# What to produce
Output the entire listing below exactly as it stands.

================================

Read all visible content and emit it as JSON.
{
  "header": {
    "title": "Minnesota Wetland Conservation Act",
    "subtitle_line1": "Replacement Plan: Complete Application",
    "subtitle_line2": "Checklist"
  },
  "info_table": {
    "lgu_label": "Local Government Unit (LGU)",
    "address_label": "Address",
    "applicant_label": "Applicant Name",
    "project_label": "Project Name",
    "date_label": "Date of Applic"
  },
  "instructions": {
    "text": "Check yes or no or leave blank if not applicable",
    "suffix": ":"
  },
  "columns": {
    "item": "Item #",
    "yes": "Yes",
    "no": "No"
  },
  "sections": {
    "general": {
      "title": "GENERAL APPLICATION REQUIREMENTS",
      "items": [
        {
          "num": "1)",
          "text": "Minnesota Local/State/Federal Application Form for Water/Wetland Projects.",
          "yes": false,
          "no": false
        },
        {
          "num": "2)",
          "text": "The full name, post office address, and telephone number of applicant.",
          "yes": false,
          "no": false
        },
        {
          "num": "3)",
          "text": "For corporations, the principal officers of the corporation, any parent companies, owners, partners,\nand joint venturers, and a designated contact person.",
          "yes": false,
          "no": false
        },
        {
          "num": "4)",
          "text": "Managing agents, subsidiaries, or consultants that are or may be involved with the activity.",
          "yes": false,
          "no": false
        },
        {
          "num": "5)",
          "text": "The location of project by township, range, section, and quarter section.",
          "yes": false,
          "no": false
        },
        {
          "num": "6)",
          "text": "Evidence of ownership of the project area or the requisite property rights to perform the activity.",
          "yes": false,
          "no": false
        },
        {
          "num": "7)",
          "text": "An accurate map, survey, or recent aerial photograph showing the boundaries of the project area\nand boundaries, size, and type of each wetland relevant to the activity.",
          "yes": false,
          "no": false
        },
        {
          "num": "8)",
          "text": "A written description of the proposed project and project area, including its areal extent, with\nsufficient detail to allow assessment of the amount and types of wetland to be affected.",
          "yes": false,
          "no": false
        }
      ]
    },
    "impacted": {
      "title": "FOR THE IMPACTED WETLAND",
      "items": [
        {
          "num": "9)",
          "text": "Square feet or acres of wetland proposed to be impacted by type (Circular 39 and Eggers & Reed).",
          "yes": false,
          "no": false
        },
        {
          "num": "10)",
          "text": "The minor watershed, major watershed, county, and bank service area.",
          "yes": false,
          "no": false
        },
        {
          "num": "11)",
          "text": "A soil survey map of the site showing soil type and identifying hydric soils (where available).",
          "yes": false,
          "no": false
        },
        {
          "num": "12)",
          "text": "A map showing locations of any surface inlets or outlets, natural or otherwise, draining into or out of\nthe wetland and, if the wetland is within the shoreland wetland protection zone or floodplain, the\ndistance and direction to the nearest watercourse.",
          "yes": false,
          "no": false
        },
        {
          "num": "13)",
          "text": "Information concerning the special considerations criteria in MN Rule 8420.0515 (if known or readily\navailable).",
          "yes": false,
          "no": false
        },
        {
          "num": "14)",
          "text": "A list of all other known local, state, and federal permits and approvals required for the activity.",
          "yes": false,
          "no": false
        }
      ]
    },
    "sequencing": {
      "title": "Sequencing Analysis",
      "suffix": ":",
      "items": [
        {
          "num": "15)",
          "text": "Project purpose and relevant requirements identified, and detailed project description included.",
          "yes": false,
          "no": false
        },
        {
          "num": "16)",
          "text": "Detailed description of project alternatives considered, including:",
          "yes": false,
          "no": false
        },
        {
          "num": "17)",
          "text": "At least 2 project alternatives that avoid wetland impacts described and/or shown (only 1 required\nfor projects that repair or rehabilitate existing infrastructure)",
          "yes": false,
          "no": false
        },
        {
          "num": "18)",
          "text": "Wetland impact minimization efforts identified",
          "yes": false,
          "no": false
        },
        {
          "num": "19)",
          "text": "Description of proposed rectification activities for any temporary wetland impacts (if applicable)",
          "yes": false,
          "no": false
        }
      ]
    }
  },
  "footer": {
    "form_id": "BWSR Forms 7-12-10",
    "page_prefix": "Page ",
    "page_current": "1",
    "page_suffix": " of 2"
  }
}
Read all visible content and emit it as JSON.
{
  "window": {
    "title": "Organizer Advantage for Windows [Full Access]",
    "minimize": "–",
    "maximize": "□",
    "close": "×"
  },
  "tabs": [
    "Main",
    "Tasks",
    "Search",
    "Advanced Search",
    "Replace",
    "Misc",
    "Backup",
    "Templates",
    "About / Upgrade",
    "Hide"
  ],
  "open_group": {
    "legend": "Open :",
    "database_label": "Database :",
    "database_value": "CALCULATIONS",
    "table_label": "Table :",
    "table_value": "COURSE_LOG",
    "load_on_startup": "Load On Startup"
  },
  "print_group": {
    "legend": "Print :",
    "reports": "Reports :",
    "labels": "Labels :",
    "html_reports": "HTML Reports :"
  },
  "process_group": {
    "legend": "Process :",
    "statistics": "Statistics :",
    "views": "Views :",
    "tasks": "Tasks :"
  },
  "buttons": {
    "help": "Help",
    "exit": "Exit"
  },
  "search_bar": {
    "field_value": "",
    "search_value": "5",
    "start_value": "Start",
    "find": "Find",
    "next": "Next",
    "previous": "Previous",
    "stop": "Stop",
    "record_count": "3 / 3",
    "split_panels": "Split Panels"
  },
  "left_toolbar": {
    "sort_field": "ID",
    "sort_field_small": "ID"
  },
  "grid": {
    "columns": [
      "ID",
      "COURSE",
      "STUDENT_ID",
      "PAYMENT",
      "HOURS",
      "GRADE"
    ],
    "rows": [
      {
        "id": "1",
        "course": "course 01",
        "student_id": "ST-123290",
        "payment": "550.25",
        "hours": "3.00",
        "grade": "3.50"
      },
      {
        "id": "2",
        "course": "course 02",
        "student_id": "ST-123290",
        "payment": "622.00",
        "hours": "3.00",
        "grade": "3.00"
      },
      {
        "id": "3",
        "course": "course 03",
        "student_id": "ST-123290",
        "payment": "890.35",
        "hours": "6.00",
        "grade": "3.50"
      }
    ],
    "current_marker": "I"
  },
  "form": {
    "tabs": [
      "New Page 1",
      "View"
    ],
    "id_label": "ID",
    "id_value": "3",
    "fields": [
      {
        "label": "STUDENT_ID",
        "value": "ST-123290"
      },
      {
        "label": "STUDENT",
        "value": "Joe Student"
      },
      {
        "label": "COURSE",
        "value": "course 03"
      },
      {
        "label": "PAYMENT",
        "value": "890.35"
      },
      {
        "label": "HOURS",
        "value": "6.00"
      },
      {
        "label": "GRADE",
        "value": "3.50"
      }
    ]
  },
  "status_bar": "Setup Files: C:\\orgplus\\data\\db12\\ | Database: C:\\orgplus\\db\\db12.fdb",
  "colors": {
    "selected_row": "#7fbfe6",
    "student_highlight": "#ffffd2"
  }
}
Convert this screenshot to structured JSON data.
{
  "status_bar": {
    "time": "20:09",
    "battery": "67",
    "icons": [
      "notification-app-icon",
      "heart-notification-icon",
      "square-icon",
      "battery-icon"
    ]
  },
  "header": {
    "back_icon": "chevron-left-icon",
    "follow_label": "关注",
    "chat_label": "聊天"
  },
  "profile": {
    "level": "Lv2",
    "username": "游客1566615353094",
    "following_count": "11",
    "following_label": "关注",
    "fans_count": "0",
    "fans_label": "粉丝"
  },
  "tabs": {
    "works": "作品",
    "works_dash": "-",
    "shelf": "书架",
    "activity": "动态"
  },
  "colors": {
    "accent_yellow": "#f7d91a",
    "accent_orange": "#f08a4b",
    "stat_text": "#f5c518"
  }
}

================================

# Answer space
Read all visible content and emit it as JSON.
{
  "header": {
    "title": "Minnesota Wetland Conservation Act",
    "subtitle_line1": "Replacement Plan: Complete Application",
    "subtitle_line2": "Checklist"
  },
  "info_table": {
    "lgu_label": "Local Government Unit (LGU)",
    "address_label": "Address",
    "applicant_label": "Applicant Name",
    "project_label": "Project Name",
    "date_label": "Date of Applic"
  },
  "instructions": {
    "text": "Check yes or no or leave blank if not applicable",
    "suffix": ":"
  },
  "columns": {
    "item": "Item #",
    "yes": "Yes",
    "no": "No"
  },
  "sections": {
    "general": {
      "title": "GENERAL APPLICATION REQUIREMENTS",
      "items": [
        {
          "num": "1)",
          "text": "Minnesota Local/State/Federal Application Form for Water/Wetland Projects.",
          "yes": false,
          "no": false
        },
        {
          "num": "2)",
          "text": "The full name, post office address, and telephone number of applicant.",
          "yes": false,
          "no": false
        },
        {
          "num": "3)",
          "text": "For corporations, the principal officers of the corporation, any parent companies, owners, partners,\nand joint venturers, and a designated contact person.",
          "yes": false,
          "no": false
        },
        {
          "num": "4)",
          "text": "Managing agents, subsidiaries, or consultants that are or may be involved with the activity.",
          "yes": false,
          "no": false
        },
        {
          "num": "5)",
          "text": "The location of project by township, range, section, and quarter section.",
          "yes": false,
          "no": false
        },
        {
          "num": "6)",
          "text": "Evidence of ownership of the project area or the requisite property rights to perform the activity.",
          "yes": false,
          "no": false
        },
        {
          "num": "7)",
          "text": "An accurate map, survey, or recent aerial photograph showing the boundaries of the project area\nand boundaries, size, and type of each wetland relevant to the activity.",
          "yes": false,
          "no": false
        },
        {
          "num": "8)",
          "text": "A written description of the proposed project and project area, including its areal extent, with\nsufficient detail to allow assessment of the amount and types of wetland to be affected.",
          "yes": false,
          "no": false
        }
      ]
    },
    "impacted": {
      "title": "FOR THE IMPACTED WETLAND",
      "items": [
        {
          "num": "9)",
          "text": "Square feet or acres of wetland proposed to be impacted by type (Circular 39 and Eggers & Reed).",
          "yes": false,
          "no": false
        },
        {
          "num": "10)",
          "text": "The minor watershed, major watershed, county, and bank service area.",
          "yes": false,
          "no": false
        },
        {
          "num": "11)",
          "text": "A soil survey map of the site showing soil type and identifying hydric soils (where available).",
          "yes": false,
          "no": false
        },
        {
          "num": "12)",
          "text": "A map showing locations of any surface inlets or outlets, natural or otherwise, draining into or out of\nthe wetland and, if the wetland is within the shoreland wetland protection zone or floodplain, the\ndistance and direction to the nearest watercourse.",
          "yes": false,
          "no": false
        },
        {
          "num": "13)",
          "text": "Information concerning the special considerations criteria in MN Rule 8420.0515 (if known or readily\navailable).",
          "yes": false,
          "no": false
        },
        {
          "num": "14)",
          "text": "A list of all other known local, state, and federal permits and approvals required for the activity.",
          "yes": false,
          "no": false
        }
      ]
    },
    "sequencing": {
      "title": "Sequencing Analysis",
      "suffix": ":",
      "items": [
        {
          "num": "15)",
          "text": "Project purpose and relevant requirements identified, and detailed project description included.",
          "yes": false,
          "no": false
        },
        {
          "num": "16)",
          "text": "Detailed description of project alternatives considered, including:",
          "yes": false,
          "no": false
        },
        {
          "num": "17)",
          "text": "At least 2 project alternatives that avoid wetland impacts described and/or shown (only 1 required\nfor projects that repair or rehabilitate existing infrastructure)",
          "yes": false,
          "no": false
        },
        {
          "num": "18)",
          "text": "Wetland impact minimization efforts identified",
          "yes": false,
          "no": false
        },
        {
          "num": "19)",
          "text": "Description of proposed rectification activities for any temporary wetland impacts (if applicable)",
          "yes": false,
          "no": false
        }
      ]
    }
  },
  "footer": {
    "form_id": "BWSR Forms 7-12-10",
    "page_prefix": "Page ",
    "page_current": "1",
    "page_suffix": " of 2"
  }
}
Read all visible content and emit it as JSON.
{
  "window": {
    "title": "Organizer Advantage for Windows [Full Access]",
    "minimize": "–",
    "maximize": "□",
    "close": "×"
  },
  "tabs": [
    "Main",
    "Tasks",
    "Search",
    "Advanced Search",
    "Replace",
    "Misc",
    "Backup",
    "Templates",
    "About / Upgrade",
    "Hide"
  ],
  "open_group": {
    "legend": "Open :",
    "database_label": "Database :",
    "database_value": "CALCULATIONS",
    "table_label": "Table :",
    "table_value": "COURSE_LOG",
    "load_on_startup": "Load On Startup"
  },
  "print_group": {
    "legend": "Print :",
    "reports": "Reports :",
    "labels": "Labels :",
    "html_reports": "HTML Reports :"
  },
  "process_group": {
    "legend": "Process :",
    "statistics": "Statistics :",
    "views": "Views :",
    "tasks": "Tasks :"
  },
  "buttons": {
    "help": "Help",
    "exit": "Exit"
  },
  "search_bar": {
    "field_value": "",
    "search_value": "5",
    "start_value": "Start",
    "find": "Find",
    "next": "Next",
    "previous": "Previous",
    "stop": "Stop",
    "record_count": "3 / 3",
    "split_panels": "Split Panels"
  },
  "left_toolbar": {
    "sort_field": "ID",
    "sort_field_small": "ID"
  },
  "grid": {
    "columns": [
      "ID",
      "COURSE",
      "STUDENT_ID",
      "PAYMENT",
      "HOURS",
      "GRADE"
    ],
    "rows": [
      {
        "id": "1",
        "course": "course 01",
        "student_id": "ST-123290",
        "payment": "550.25",
        "hours": "3.00",
        "grade": "3.50"
      },
      {
        "id": "2",
        "course": "course 02",
        "student_id": "ST-123290",
        "payment": "622.00",
        "hours": "3.00",
        "grade": "3.00"
      },
      {
        "id": "3",
        "course": "course 03",
        "student_id": "ST-123290",
        "payment": "890.35",
        "hours": "6.00",
        "grade": "3.50"
      }
    ],
    "current_marker": "I"
  },
  "form": {
    "tabs": [
      "New Page 1",
      "View"
    ],
    "id_label": "ID",
    "id_value": "3",
    "fields": [
      {
        "label": "STUDENT_ID",
        "value": "ST-123290"
      },
      {
        "label": "STUDENT",
        "value": "Joe Student"
      },
      {
        "label": "COURSE",
        "value": "course 03"
      },
      {
        "label": "PAYMENT",
        "value": "890.35"
      },
      {
        "label": "HOURS",
        "value": "6.00"
      },
      {
        "label": "GRADE",
        "value": "3.50"
      }
    ]
  },
  "status_bar": "Setup Files: C:\\orgplus\\data\\db12\\ | Database: C:\\orgplus\\db\\db12.fdb",
  "colors": {
    "selected_row": "#7fbfe6",
    "student_highlight": "#ffffd2"
  }
}
Convert this screenshot to structured JSON data.
{
  "status_bar": {
    "time": "20:09",
    "battery": "67",
    "icons": [
      "notification-app-icon",
      "heart-notification-icon",
      "square-icon",
      "battery-icon"
    ]
  },
  "header": {
    "back_icon": "chevron-left-icon",
    "follow_label": "关注",
    "chat_label": "聊天"
  },
  "profile": {
    "level": "Lv2",
    "username": "游客1566615353094",
    "following_count": "11",
    "following_label": "关注",
    "fans_count": "0",
    "fans_label": "粉丝"
  },
  "tabs": {
    "works": "作品",
    "works_dash": "-",
    "shelf": "书架",
    "activity": "动态"
  },
  "colors": {
    "accent_yellow": "#f7d91a",
    "accent_orange": "#f08a4b",
    "stat_text": "#f5c518"
  }
}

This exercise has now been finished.